*** Opening Records for this task ***

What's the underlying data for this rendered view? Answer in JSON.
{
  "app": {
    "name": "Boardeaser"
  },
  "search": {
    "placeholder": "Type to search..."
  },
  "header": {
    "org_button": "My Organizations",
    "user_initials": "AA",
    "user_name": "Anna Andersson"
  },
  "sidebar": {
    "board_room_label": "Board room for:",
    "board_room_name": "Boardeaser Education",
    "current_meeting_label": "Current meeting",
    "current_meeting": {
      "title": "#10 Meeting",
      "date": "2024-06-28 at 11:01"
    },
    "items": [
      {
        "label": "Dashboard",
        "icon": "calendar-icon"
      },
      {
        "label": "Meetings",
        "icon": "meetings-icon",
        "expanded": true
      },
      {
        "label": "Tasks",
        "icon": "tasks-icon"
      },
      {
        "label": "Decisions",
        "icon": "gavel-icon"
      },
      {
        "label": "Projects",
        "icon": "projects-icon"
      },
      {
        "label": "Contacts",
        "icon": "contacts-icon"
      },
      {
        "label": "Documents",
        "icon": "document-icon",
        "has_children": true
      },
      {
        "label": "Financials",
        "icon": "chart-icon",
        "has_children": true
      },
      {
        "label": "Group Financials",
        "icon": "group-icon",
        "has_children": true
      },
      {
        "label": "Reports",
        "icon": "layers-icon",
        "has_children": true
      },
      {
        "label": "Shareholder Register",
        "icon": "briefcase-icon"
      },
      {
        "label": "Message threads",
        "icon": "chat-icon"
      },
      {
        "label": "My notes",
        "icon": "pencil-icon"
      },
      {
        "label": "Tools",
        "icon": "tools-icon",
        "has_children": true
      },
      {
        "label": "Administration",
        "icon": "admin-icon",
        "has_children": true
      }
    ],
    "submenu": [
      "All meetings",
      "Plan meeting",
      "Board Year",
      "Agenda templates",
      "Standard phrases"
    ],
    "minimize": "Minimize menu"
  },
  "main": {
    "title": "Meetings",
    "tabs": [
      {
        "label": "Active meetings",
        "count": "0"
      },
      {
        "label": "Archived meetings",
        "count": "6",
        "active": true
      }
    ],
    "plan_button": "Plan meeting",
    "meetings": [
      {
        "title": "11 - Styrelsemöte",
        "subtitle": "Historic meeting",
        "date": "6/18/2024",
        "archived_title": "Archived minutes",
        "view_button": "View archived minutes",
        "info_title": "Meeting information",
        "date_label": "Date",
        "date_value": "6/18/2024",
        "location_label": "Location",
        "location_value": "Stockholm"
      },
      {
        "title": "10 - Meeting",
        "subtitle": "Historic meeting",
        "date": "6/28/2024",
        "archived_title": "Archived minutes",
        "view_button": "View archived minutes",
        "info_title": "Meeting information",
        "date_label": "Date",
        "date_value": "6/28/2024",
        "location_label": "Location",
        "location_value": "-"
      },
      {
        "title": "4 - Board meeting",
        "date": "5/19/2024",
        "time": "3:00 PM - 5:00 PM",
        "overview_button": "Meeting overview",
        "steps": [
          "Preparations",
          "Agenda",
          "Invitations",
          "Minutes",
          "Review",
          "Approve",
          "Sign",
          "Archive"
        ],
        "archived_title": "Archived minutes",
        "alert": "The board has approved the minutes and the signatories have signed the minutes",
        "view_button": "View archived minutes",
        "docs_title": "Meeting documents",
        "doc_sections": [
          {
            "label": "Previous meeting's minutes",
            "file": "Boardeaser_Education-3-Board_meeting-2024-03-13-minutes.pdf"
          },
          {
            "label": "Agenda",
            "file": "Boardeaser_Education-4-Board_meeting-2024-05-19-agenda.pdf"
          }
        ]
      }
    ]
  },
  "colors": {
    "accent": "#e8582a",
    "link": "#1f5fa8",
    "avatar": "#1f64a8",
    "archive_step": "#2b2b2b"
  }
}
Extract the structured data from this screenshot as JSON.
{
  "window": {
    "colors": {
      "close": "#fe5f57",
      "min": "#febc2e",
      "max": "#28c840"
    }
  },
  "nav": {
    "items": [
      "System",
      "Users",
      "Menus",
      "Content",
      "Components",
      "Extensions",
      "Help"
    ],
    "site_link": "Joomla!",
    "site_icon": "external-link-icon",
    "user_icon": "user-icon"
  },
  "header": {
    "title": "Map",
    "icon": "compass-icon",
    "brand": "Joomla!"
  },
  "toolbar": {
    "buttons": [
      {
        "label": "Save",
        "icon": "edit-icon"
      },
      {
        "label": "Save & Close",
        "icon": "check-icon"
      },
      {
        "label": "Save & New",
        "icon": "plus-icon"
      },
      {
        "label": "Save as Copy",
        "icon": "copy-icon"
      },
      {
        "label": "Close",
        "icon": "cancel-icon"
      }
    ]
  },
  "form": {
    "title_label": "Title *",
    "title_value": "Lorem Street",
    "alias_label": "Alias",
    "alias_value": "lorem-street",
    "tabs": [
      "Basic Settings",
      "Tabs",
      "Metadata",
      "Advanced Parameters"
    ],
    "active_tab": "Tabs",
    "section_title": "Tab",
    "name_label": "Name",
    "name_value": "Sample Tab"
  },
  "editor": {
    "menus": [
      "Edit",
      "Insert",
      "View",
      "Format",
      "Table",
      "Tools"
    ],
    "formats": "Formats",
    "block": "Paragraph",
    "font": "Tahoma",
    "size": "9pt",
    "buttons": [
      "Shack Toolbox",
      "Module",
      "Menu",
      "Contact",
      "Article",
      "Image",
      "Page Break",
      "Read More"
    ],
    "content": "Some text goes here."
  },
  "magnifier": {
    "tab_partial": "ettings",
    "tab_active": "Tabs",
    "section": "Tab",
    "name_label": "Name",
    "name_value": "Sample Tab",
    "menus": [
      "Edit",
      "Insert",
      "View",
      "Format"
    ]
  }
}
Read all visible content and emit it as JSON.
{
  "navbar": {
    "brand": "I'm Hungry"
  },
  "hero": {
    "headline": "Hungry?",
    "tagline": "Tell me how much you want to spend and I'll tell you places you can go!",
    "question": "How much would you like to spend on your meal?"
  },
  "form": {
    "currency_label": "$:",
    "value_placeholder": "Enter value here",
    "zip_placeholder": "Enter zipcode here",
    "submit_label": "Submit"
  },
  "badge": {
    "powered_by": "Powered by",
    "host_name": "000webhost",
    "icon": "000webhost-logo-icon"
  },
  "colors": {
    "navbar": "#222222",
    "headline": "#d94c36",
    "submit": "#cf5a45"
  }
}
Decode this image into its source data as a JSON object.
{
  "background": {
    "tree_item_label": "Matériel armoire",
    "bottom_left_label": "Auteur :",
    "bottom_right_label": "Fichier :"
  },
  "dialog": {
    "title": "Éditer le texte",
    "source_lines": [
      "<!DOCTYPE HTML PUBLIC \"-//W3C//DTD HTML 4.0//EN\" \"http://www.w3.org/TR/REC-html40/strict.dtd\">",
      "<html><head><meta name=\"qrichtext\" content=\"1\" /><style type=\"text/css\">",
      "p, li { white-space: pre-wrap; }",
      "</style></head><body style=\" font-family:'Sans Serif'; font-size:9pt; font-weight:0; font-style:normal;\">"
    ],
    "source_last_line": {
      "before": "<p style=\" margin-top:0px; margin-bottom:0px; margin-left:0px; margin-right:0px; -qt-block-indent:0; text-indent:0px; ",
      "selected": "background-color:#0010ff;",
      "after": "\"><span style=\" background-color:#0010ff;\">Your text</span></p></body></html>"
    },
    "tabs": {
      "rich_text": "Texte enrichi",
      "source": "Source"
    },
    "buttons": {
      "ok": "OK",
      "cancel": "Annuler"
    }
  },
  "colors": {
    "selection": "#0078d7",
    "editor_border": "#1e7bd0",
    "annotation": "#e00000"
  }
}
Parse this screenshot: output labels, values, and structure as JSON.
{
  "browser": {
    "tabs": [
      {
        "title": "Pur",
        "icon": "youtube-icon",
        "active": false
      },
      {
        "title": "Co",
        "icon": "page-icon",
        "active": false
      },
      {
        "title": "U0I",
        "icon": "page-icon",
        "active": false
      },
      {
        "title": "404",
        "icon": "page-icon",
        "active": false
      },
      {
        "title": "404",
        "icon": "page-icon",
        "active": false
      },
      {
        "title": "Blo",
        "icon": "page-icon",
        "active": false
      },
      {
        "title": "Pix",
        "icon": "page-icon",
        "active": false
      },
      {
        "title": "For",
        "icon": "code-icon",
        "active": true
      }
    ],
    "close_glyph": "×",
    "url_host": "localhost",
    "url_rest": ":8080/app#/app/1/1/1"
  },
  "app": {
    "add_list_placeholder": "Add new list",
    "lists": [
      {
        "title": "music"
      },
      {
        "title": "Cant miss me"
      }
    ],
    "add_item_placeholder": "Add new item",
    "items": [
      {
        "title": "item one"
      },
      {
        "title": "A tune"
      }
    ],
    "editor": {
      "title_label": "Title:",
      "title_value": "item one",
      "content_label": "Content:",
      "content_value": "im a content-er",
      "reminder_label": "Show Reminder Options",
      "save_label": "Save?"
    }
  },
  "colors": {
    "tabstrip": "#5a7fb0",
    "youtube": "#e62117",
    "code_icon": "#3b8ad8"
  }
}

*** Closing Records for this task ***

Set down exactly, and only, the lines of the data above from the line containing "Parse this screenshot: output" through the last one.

Parse this screenshot: output labels, values, and structure as JSON.
{
  "browser": {
    "tabs": [
      {
        "title": "Pur",
        "icon": "youtube-icon",
        "active": false
      },
      {
        "title": "Co",
        "icon": "page-icon",
        "active": false
      },
      {
        "title": "U0I",
        "icon": "page-icon",
        "active": false
      },
      {
        "title": "404",
        "icon": "page-icon",
        "active": false
      },
      {
        "title": "404",
        "icon": "page-icon",
        "active": false
      },
      {
        "title": "Blo",
        "icon": "page-icon",
        "active": false
      },
      {
        "title": "Pix",
        "icon": "page-icon",
        "active": false
      },
      {
        "title": "For",
        "icon": "code-icon",
        "active": true
      }
    ],
    "close_glyph": "×",
    "url_host": "localhost",
    "url_rest": ":8080/app#/app/1/1/1"
  },
  "app": {
    "add_list_placeholder": "Add new list",
    "lists": [
      {
        "title": "music"
      },
      {
        "title": "Cant miss me"
      }
    ],
    "add_item_placeholder": "Add new item",
    "items": [
      {
        "title": "item one"
      },
      {
        "title": "A tune"
      }
    ],
    "editor": {
      "title_label": "Title:",
      "title_value": "item one",
      "content_label": "Content:",
      "content_value": "im a content-er",
      "reminder_label": "Show Reminder Options",
      "save_label": "Save?"
    }
  },
  "colors": {
    "tabstrip": "#5a7fb0",
    "youtube": "#e62117",
    "code_icon": "#3b8ad8"
  }
}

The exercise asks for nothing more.